Records supplied

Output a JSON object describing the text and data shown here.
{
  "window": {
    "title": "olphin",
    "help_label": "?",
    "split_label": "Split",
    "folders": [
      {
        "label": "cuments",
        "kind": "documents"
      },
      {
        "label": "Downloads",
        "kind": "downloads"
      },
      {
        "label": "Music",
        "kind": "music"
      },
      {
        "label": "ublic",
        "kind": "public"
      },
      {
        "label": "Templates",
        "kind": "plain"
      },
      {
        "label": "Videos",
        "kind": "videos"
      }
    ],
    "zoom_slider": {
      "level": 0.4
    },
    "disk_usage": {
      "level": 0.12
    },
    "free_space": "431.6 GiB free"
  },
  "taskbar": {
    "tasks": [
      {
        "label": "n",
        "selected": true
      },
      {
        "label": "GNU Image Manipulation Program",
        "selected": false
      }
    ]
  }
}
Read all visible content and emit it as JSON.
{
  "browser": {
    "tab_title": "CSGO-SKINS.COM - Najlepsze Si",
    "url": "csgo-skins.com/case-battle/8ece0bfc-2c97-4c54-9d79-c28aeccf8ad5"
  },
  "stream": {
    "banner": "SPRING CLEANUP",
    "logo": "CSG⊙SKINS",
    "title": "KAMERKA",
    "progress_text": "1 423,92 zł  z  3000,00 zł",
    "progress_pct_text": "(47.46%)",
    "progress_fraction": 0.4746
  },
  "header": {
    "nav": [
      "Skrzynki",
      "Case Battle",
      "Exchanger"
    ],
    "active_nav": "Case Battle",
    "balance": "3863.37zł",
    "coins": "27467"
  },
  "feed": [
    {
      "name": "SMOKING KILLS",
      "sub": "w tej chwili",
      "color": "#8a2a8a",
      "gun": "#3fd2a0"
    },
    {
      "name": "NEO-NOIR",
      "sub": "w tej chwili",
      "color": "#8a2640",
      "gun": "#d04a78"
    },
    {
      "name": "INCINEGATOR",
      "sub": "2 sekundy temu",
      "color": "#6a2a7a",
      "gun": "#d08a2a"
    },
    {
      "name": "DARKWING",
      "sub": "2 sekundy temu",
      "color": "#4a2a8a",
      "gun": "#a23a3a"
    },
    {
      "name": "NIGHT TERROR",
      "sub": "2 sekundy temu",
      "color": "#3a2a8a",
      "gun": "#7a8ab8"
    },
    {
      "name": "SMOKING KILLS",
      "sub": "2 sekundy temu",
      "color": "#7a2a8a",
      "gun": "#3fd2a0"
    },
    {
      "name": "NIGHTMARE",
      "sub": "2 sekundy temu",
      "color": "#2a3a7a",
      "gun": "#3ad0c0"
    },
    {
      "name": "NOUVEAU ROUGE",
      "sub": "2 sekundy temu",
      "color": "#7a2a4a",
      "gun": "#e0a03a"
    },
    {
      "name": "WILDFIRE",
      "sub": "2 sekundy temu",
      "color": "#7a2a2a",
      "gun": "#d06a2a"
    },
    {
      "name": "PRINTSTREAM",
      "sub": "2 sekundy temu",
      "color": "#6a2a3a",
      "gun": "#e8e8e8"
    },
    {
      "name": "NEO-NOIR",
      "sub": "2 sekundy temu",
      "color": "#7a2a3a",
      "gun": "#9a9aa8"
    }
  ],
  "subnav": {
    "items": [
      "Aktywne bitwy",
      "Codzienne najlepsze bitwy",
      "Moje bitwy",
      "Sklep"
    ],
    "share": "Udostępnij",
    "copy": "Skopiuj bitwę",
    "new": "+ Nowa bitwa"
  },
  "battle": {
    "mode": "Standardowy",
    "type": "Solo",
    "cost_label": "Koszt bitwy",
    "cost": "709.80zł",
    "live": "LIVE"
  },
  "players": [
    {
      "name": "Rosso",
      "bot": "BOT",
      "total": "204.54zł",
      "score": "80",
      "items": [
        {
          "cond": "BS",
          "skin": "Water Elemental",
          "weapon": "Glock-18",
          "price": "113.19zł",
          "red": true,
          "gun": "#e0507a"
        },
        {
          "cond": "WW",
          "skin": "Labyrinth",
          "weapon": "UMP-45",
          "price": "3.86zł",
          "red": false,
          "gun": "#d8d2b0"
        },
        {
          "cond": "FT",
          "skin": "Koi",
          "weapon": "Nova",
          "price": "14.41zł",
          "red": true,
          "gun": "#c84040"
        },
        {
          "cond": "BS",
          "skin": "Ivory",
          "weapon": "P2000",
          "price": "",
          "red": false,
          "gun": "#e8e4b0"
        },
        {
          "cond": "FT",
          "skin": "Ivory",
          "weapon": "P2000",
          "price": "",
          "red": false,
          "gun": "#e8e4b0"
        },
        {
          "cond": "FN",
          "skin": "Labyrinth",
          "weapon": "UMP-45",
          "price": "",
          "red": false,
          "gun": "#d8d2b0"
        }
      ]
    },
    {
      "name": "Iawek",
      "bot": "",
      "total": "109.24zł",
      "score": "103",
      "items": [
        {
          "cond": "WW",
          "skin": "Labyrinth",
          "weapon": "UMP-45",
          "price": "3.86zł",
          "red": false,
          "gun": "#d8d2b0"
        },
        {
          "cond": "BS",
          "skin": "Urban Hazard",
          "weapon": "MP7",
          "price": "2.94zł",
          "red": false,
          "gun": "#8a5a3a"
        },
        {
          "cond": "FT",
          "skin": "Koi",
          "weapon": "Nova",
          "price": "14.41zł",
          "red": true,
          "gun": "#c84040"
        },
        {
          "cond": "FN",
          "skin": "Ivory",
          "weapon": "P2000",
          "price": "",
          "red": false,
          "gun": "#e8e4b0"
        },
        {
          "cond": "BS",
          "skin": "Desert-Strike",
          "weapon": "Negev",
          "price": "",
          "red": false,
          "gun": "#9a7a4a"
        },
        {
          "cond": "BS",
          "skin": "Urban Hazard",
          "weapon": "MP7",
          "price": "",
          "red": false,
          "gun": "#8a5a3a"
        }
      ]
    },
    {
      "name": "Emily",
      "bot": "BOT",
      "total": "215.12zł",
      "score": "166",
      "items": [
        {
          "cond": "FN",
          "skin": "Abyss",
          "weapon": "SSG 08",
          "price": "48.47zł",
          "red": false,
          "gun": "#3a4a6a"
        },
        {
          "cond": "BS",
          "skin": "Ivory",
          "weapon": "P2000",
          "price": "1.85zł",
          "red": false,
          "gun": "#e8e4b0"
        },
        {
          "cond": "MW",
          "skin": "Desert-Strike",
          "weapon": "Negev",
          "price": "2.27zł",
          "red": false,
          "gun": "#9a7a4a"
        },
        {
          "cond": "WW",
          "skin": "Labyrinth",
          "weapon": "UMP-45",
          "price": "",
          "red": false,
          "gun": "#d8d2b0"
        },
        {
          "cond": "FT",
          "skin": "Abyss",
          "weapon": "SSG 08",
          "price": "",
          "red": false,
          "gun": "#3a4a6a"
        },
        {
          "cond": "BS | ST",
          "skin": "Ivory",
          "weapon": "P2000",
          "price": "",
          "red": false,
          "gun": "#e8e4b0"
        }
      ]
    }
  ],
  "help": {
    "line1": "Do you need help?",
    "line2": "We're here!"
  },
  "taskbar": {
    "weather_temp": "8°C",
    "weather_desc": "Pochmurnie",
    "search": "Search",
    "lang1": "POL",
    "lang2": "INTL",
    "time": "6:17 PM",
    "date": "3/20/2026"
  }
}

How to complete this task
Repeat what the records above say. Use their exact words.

Response to this exercise
Output a JSON object describing the text and data shown here.
{
  "window": {
    "title": "olphin",
    "help_label": "?",
    "split_label": "Split",
    "folders": [
      {
        "label": "cuments",
        "kind": "documents"
      },
      {
        "label": "Downloads",
        "kind": "downloads"
      },
      {
        "label": "Music",
        "kind": "music"
      },
      {
        "label": "ublic",
        "kind": "public"
      },
      {
        "label": "Templates",
        "kind": "plain"
      },
      {
        "label": "Videos",
        "kind": "videos"
      }
    ],
    "zoom_slider": {
      "level": 0.4
    },
    "disk_usage": {
      "level": 0.12
    },
    "free_space": "431.6 GiB free"
  },
  "taskbar": {
    "tasks": [
      {
        "label": "n",
        "selected": true
      },
      {
        "label": "GNU Image Manipulation Program",
        "selected": false
      }
    ]
  }
}
Read all visible content and emit it as JSON.
{
  "browser": {
    "tab_title": "CSGO-SKINS.COM - Najlepsze Si",
    "url": "csgo-skins.com/case-battle/8ece0bfc-2c97-4c54-9d79-c28aeccf8ad5"
  },
  "stream": {
    "banner": "SPRING CLEANUP",
    "logo": "CSG⊙SKINS",
    "title": "KAMERKA",
    "progress_text": "1 423,92 zł  z  3000,00 zł",
    "progress_pct_text": "(47.46%)",
    "progress_fraction": 0.4746
  },
  "header": {
    "nav": [
      "Skrzynki",
      "Case Battle",
      "Exchanger"
    ],
    "active_nav": "Case Battle",
    "balance": "3863.37zł",
    "coins": "27467"
  },
  "feed": [
    {
      "name": "SMOKING KILLS",
      "sub": "w tej chwili",
      "color": "#8a2a8a",
      "gun": "#3fd2a0"
    },
    {
      "name": "NEO-NOIR",
      "sub": "w tej chwili",
      "color": "#8a2640",
      "gun": "#d04a78"
    },
    {
      "name": "INCINEGATOR",
      "sub": "2 sekundy temu",
      "color": "#6a2a7a",
      "gun": "#d08a2a"
    },
    {
      "name": "DARKWING",
      "sub": "2 sekundy temu",
      "color": "#4a2a8a",
      "gun": "#a23a3a"
    },
    {
      "name": "NIGHT TERROR",
      "sub": "2 sekundy temu",
      "color": "#3a2a8a",
      "gun": "#7a8ab8"
    },
    {
      "name": "SMOKING KILLS",
      "sub": "2 sekundy temu",
      "color": "#7a2a8a",
      "gun": "#3fd2a0"
    },
    {
      "name": "NIGHTMARE",
      "sub": "2 sekundy temu",
      "color": "#2a3a7a",
      "gun": "#3ad0c0"
    },
    {
      "name": "NOUVEAU ROUGE",
      "sub": "2 sekundy temu",
      "color": "#7a2a4a",
      "gun": "#e0a03a"
    },
    {
      "name": "WILDFIRE",
      "sub": "2 sekundy temu",
      "color": "#7a2a2a",
      "gun": "#d06a2a"
    },
    {
      "name": "PRINTSTREAM",
      "sub": "2 sekundy temu",
      "color": "#6a2a3a",
      "gun": "#e8e8e8"
    },
    {
      "name": "NEO-NOIR",
      "sub": "2 sekundy temu",
      "color": "#7a2a3a",
      "gun": "#9a9aa8"
    }
  ],
  "subnav": {
    "items": [
      "Aktywne bitwy",
      "Codzienne najlepsze bitwy",
      "Moje bitwy",
      "Sklep"
    ],
    "share": "Udostępnij",
    "copy": "Skopiuj bitwę",
    "new": "+ Nowa bitwa"
  },
  "battle": {
    "mode": "Standardowy",
    "type": "Solo",
    "cost_label": "Koszt bitwy",
    "cost": "709.80zł",
    "live": "LIVE"
  },
  "players": [
    {
      "name": "Rosso",
      "bot": "BOT",
      "total": "204.54zł",
      "score": "80",
      "items": [
        {
          "cond": "BS",
          "skin": "Water Elemental",
          "weapon": "Glock-18",
          "price": "113.19zł",
          "red": true,
          "gun": "#e0507a"
        },
        {
          "cond": "WW",
          "skin": "Labyrinth",
          "weapon": "UMP-45",
          "price": "3.86zł",
          "red": false,
          "gun": "#d8d2b0"
        },
        {
          "cond": "FT",
          "skin": "Koi",
          "weapon": "Nova",
          "price": "14.41zł",
          "red": true,
          "gun": "#c84040"
        },
        {
          "cond": "BS",
          "skin": "Ivory",
          "weapon": "P2000",
          "price": "",
          "red": false,
          "gun": "#e8e4b0"
        },
        {
          "cond": "FT",
          "skin": "Ivory",
          "weapon": "P2000",
          "price": "",
          "red": false,
          "gun": "#e8e4b0"
        },
        {
          "cond": "FN",
          "skin": "Labyrinth",
          "weapon": "UMP-45",
          "price": "",
          "red": false,
          "gun": "#d8d2b0"
        }
      ]
    },
    {
      "name": "Iawek",
      "bot": "",
      "total": "109.24zł",
      "score": "103",
      "items": [
        {
          "cond": "WW",
          "skin": "Labyrinth",
          "weapon": "UMP-45",
          "price": "3.86zł",
          "red": false,
          "gun": "#d8d2b0"
        },
        {
          "cond": "BS",
          "skin": "Urban Hazard",
          "weapon": "MP7",
          "price": "2.94zł",
          "red": false,
          "gun": "#8a5a3a"
        },
        {
          "cond": "FT",
          "skin": "Koi",
          "weapon": "Nova",
          "price": "14.41zł",
          "red": true,
          "gun": "#c84040"
        },
        {
          "cond": "FN",
          "skin": "Ivory",
          "weapon": "P2000",
          "price": "",
          "red": false,
          "gun": "#e8e4b0"
        },
        {
          "cond": "BS",
          "skin": "Desert-Strike",
          "weapon": "Negev",
          "price": "",
          "red": false,
          "gun": "#9a7a4a"
        },
        {
          "cond": "BS",
          "skin": "Urban Hazard",
          "weapon": "MP7",
          "price": "",
          "red": false,
          "gun": "#8a5a3a"
        }
      ]
    },
    {
      "name": "Emily",
      "bot": "BOT",
      "total": "215.12zł",
      "score": "166",
      "items": [
        {
          "cond": "FN",
          "skin": "Abyss",
          "weapon": "SSG 08",
          "price": "48.47zł",
          "red": false,
          "gun": "#3a4a6a"
        },
        {
          "cond": "BS",
          "skin": "Ivory",
          "weapon": "P2000",
          "price": "1.85zł",
          "red": false,
          "gun": "#e8e4b0"
        },
        {
          "cond": "MW",
          "skin": "Desert-Strike",
          "weapon": "Negev",
          "price": "2.27zł",
          "red": false,
          "gun": "#9a7a4a"
        },
        {
          "cond": "WW",
          "skin": "Labyrinth",
          "weapon": "UMP-45",
          "price": "",
          "red": false,
          "gun": "#d8d2b0"
        },
        {
          "cond": "FT",
          "skin": "Abyss",
          "weapon": "SSG 08",
          "price": "",
          "red": false,
          "gun": "#3a4a6a"
        },
        {
          "cond": "BS | ST",
          "skin": "Ivory",
          "weapon": "P2000",
          "price": "",
          "red": false,
          "gun": "#e8e4b0"
        }
      ]
    }
  ],
  "help": {
    "line1": "Do you need help?",
    "line2": "We're here!"
  },
  "taskbar": {
    "weather_temp": "8°C",
    "weather_desc": "Pochmurnie",
    "search": "Search",
    "lang1": "POL",
    "lang2": "INTL",
    "time": "6:17 PM",
    "date": "3/20/2026"
  }
}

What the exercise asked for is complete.